THEME: Avoiding, slowing and reversing the loss of productive land and natural ecosystems now are both urgent and important for guaranteeing the long-term survival of planet earth and for the people living on the planet. Keeping in mind the different factors that contribute to the reversal of desertification and drought, The ‘World Desertification and Drought Day’ is celebrated every year with a specific theme. This year the day is celebrated with the theme ‘Land restoration can contribute greatly to post-COVID19 economic recovery’. Investing in land restoration creates jobs and generates economic benefits, and could provide livelihoods at a time when hundreds of millions of jobs are being lost.
IMPORTANCE OF THE DAY: The importance of celebrating this day can be gauged from the fact that about 99 per cent of the calories every human being needs for a healthy life still come from the land. Land that is healthy and resilient is the first point of defense against disasters such as droughts and flashfloods, which are becoming more frequent, long and severe. The loss of more and more productive land is thus a concern for all of us. Given the speed with which the process is going on, the next few decades will be the most critical in restoring land for sustainable future. The problem is man-made, which means humans are also part of the solution. Thus, sustainable land management should be everyone’s business. Together, we can restore the productivity of over 2 billion hectares of degraded land and improve the livelihoods of more than 1.3 billion Peoples around the world. Land degradation, climate change and biodiversity loss is intimately connected and is increasingly affecting human well-being. Tackling these issues together is also a key to achieving many of the Sustainable Development Goals (SDGs). A decade of land degradation may create irreversible damage, but a decade of land restoration may bring multiple benefits. If countries can restore the nearly 800 million hectares of degraded land they have pledged to restore by 2030, we can safeguard humanity and our planet from the looming danger, according to I. Thiaw, Executive director UNCCD’
The 2021 Desertification and Drought Day to be held on 17 June will focus on turning degraded land into healthy land. Restoring degraded land brings economic resilience, creates jobs, raises incomes and increases food security. The focus would be on smart land-based restoration initiatives would be particularly helpful for women and youth, who are often the last to receive help in times of crises. The world is also to enter the UN Decade of Ecosystem Restoration; we have a real chance to build back better from the COVID-19 pandemic.
On this Desertification and Drought Day, let all of us pledge and others to push hard to restore our lands. We all have a role to play, because we all have a stake in our planet’s future. The creation of a ‘culture of prevention’ can go a long way toward protecting dry lands when desertification is just beginning and even when it is ongoing. It requires a change in Governments’ and peoples’ attitudes.

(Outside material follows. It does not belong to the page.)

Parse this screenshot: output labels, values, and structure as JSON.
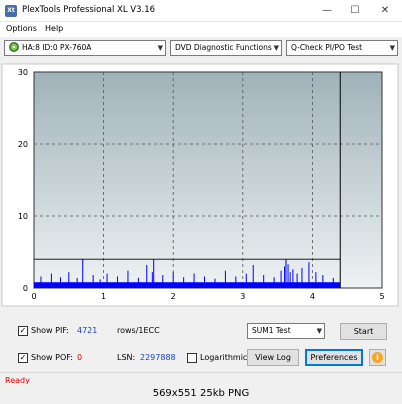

The various preventive approaches include integration of land and water management to protect soils from erosion, salinization, and other forms of degradation, protecting the vegetative cover of land through plantation, cover crops and other means, integrating the use of land for grazing and farming where conditions are favorable, allowing for a more efficient cycling of nutrients within the agricultural systems, using indigenous technical knowledge of different communities in conservation practices, capacity building of communities and looking for alternate land use systems like Agro forestry, protected cultivation, Agro-tourism and others.